**REQUIRED WORK**
For the entries that follow, produce an exact copy with no pictures in it.

● ● ● ● ●

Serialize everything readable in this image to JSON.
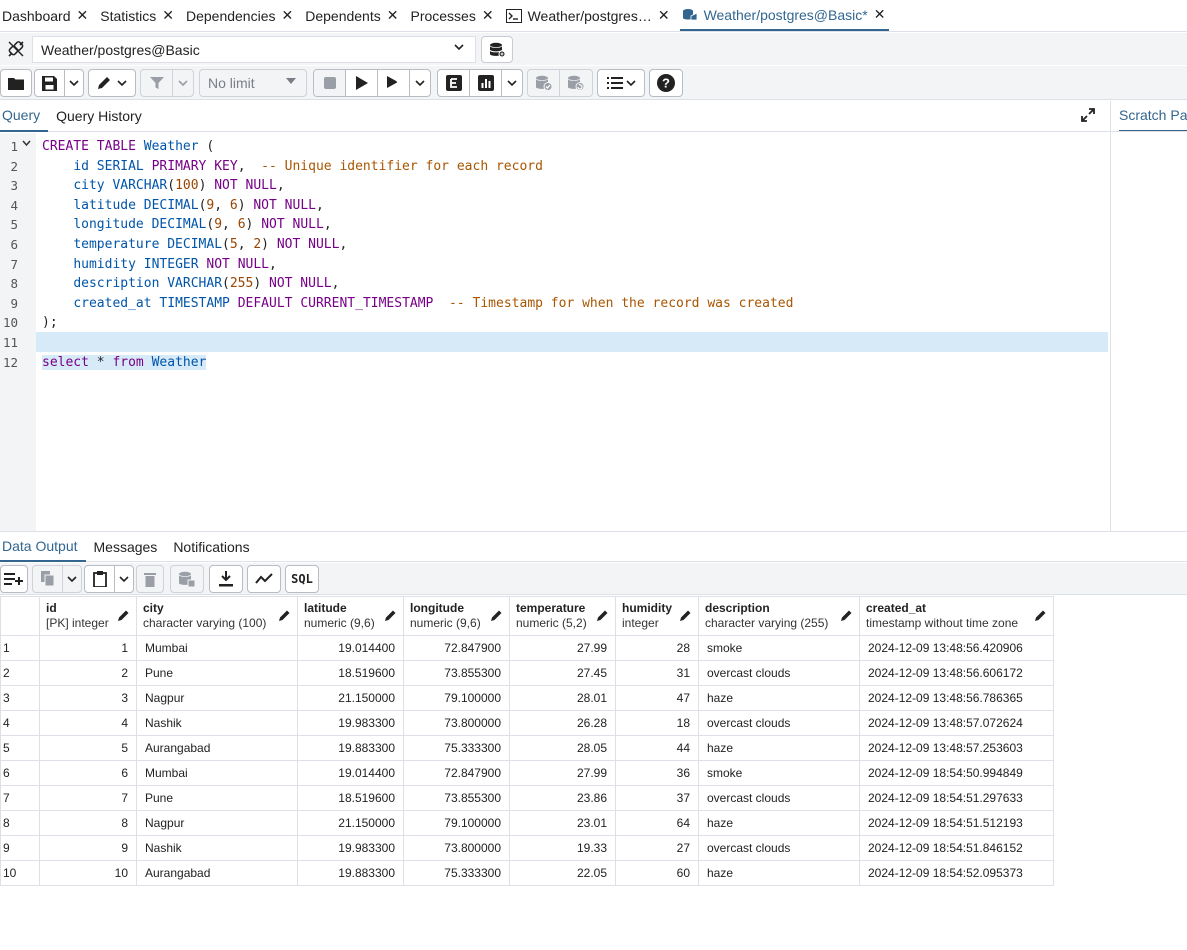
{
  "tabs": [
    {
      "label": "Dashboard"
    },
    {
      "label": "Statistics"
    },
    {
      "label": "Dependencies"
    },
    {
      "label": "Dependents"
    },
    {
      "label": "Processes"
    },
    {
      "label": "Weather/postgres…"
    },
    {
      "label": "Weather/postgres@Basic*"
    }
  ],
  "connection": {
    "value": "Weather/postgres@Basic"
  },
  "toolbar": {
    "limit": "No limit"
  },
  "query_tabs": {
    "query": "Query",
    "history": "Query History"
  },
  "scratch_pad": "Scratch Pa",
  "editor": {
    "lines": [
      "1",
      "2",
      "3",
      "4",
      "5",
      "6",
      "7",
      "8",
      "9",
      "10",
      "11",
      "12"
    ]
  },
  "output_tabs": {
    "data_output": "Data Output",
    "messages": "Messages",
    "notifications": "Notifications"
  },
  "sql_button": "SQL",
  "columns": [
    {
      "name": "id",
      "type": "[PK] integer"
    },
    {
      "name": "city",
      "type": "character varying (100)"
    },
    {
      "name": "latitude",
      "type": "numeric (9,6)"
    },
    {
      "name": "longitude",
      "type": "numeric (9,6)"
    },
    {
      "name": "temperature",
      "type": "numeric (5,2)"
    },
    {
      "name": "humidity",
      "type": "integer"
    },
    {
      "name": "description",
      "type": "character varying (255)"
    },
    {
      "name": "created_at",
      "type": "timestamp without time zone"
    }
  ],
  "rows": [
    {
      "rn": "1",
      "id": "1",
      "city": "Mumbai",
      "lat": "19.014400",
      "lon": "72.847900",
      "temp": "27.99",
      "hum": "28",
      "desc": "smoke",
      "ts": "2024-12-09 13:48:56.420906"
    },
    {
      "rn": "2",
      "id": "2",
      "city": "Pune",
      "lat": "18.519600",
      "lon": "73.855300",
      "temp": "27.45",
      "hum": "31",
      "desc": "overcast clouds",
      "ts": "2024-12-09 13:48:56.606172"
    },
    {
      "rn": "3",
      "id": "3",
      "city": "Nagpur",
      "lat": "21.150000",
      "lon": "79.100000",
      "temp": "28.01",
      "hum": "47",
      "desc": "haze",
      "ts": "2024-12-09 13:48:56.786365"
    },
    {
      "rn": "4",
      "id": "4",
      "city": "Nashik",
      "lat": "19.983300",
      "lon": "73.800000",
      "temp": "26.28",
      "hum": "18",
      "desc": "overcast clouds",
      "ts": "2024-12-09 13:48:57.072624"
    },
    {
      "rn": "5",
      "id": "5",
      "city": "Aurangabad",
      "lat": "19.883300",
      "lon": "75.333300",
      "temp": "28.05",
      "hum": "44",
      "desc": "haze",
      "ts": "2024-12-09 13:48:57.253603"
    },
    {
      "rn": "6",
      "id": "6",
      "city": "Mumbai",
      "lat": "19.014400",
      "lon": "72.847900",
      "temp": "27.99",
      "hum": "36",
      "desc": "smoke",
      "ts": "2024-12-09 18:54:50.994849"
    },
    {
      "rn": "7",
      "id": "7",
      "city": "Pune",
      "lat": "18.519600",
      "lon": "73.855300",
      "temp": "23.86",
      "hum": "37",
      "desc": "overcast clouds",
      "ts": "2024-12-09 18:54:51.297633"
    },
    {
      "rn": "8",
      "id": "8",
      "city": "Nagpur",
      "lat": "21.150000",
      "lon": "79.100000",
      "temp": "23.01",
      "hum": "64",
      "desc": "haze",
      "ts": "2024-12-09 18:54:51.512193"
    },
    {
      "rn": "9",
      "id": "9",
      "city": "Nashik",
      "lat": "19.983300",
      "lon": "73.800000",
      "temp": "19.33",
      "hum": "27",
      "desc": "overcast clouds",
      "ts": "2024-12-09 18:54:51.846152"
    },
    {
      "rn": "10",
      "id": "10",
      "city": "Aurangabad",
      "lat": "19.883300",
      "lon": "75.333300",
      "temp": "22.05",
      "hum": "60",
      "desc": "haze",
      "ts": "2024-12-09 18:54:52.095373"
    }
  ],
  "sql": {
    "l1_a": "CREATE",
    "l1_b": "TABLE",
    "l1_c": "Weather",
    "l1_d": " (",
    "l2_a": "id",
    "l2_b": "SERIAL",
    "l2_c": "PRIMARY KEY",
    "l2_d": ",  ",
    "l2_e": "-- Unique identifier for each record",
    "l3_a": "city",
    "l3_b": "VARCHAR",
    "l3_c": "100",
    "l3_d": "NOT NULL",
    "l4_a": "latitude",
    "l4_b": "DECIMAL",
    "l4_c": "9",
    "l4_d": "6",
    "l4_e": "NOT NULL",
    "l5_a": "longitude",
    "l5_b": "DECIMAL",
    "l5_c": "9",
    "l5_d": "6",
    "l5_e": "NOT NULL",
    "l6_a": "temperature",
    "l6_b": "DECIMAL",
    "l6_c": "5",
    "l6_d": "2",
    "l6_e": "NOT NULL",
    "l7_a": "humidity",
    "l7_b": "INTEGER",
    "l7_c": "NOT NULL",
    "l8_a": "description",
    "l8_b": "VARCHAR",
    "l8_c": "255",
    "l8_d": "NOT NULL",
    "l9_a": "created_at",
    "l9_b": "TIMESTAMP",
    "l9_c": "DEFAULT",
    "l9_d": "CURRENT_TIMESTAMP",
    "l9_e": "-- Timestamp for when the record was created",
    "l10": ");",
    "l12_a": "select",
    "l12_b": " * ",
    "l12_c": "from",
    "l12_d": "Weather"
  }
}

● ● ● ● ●

**YOUR SOLUTION**
Serialize everything readable in this image to JSON.
{
  "tabs": [
    {
      "label": "Dashboard"
    },
    {
      "label": "Statistics"
    },
    {
      "label": "Dependencies"
    },
    {
      "label": "Dependents"
    },
    {
      "label": "Processes"
    },
    {
      "label": "Weather/postgres…"
    },
    {
      "label": "Weather/postgres@Basic*"
    }
  ],
  "connection": {
    "value": "Weather/postgres@Basic"
  },
  "toolbar": {
    "limit": "No limit"
  },
  "query_tabs": {
    "query": "Query",
    "history": "Query History"
  },
  "scratch_pad": "Scratch Pa",
  "editor": {
    "lines": [
      "1",
      "2",
      "3",
      "4",
      "5",
      "6",
      "7",
      "8",
      "9",
      "10",
      "11",
      "12"
    ]
  },
  "output_tabs": {
    "data_output": "Data Output",
    "messages": "Messages",
    "notifications": "Notifications"
  },
  "sql_button": "SQL",
  "columns": [
    {
      "name": "id",
      "type": "[PK] integer"
    },
    {
      "name": "city",
      "type": "character varying (100)"
    },
    {
      "name": "latitude",
      "type": "numeric (9,6)"
    },
    {
      "name": "longitude",
      "type": "numeric (9,6)"
    },
    {
      "name": "temperature",
      "type": "numeric (5,2)"
    },
    {
      "name": "humidity",
      "type": "integer"
    },
    {
      "name": "description",
      "type": "character varying (255)"
    },
    {
      "name": "created_at",
      "type": "timestamp without time zone"
    }
  ],
  "rows": [
    {
      "rn": "1",
      "id": "1",
      "city": "Mumbai",
      "lat": "19.014400",
      "lon": "72.847900",
      "temp": "27.99",
      "hum": "28",
      "desc": "smoke",
      "ts": "2024-12-09 13:48:56.420906"
    },
    {
      "rn": "2",
      "id": "2",
      "city": "Pune",
      "lat": "18.519600",
      "lon": "73.855300",
      "temp": "27.45",
      "hum": "31",
      "desc": "overcast clouds",
      "ts": "2024-12-09 13:48:56.606172"
    },
    {
      "rn": "3",
      "id": "3",
      "city": "Nagpur",
      "lat": "21.150000",
      "lon": "79.100000",
      "temp": "28.01",
      "hum": "47",
      "desc": "haze",
      "ts": "2024-12-09 13:48:56.786365"
    },
    {
      "rn": "4",
      "id": "4",
      "city": "Nashik",
      "lat": "19.983300",
      "lon": "73.800000",
      "temp": "26.28",
      "hum": "18",
      "desc": "overcast clouds",
      "ts": "2024-12-09 13:48:57.072624"
    },
    {
      "rn": "5",
      "id": "5",
      "city": "Aurangabad",
      "lat": "19.883300",
      "lon": "75.333300",
      "temp": "28.05",
      "hum": "44",
      "desc": "haze",
      "ts": "2024-12-09 13:48:57.253603"
    },
    {
      "rn": "6",
      "id": "6",
      "city": "Mumbai",
      "lat": "19.014400",
      "lon": "72.847900",
      "temp": "27.99",
      "hum": "36",
      "desc": "smoke",
      "ts": "2024-12-09 18:54:50.994849"
    },
    {
      "rn": "7",
      "id": "7",
      "city": "Pune",
      "lat": "18.519600",
      "lon": "73.855300",
      "temp": "23.86",
      "hum": "37",
      "desc": "overcast clouds",
      "ts": "2024-12-09 18:54:51.297633"
    },
    {
      "rn": "8",
      "id": "8",
      "city": "Nagpur",
      "lat": "21.150000",
      "lon": "79.100000",
      "temp": "23.01",
      "hum": "64",
      "desc": "haze",
      "ts": "2024-12-09 18:54:51.512193"
    },
    {
      "rn": "9",
      "id": "9",
      "city": "Nashik",
      "lat": "19.983300",
      "lon": "73.800000",
      "temp": "19.33",
      "hum": "27",
      "desc": "overcast clouds",
      "ts": "2024-12-09 18:54:51.846152"
    },
    {
      "rn": "10",
      "id": "10",
      "city": "Aurangabad",
      "lat": "19.883300",
      "lon": "75.333300",
      "temp": "22.05",
      "hum": "60",
      "desc": "haze",
      "ts": "2024-12-09 18:54:52.095373"
    }
  ],
  "sql": {
    "l1_a": "CREATE",
    "l1_b": "TABLE",
    "l1_c": "Weather",
    "l1_d": " (",
    "l2_a": "id",
    "l2_b": "SERIAL",
    "l2_c": "PRIMARY KEY",
    "l2_d": ",  ",
    "l2_e": "-- Unique identifier for each record",
    "l3_a": "city",
    "l3_b": "VARCHAR",
    "l3_c": "100",
    "l3_d": "NOT NULL",
    "l4_a": "latitude",
    "l4_b": "DECIMAL",
    "l4_c": "9",
    "l4_d": "6",
    "l4_e": "NOT NULL",
    "l5_a": "longitude",
    "l5_b": "DECIMAL",
    "l5_c": "9",
    "l5_d": "6",
    "l5_e": "NOT NULL",
    "l6_a": "temperature",
    "l6_b": "DECIMAL",
    "l6_c": "5",
    "l6_d": "2",
    "l6_e": "NOT NULL",
    "l7_a": "humidity",
    "l7_b": "INTEGER",
    "l7_c": "NOT NULL",
    "l8_a": "description",
    "l8_b": "VARCHAR",
    "l8_c": "255",
    "l8_d": "NOT NULL",
    "l9_a": "created_at",
    "l9_b": "TIMESTAMP",
    "l9_c": "DEFAULT",
    "l9_d": "CURRENT_TIMESTAMP",
    "l9_e": "-- Timestamp for when the record was created",
    "l10": ");",
    "l12_a": "select",
    "l12_b": " * ",
    "l12_c": "from",
    "l12_d": "Weather"
  }
}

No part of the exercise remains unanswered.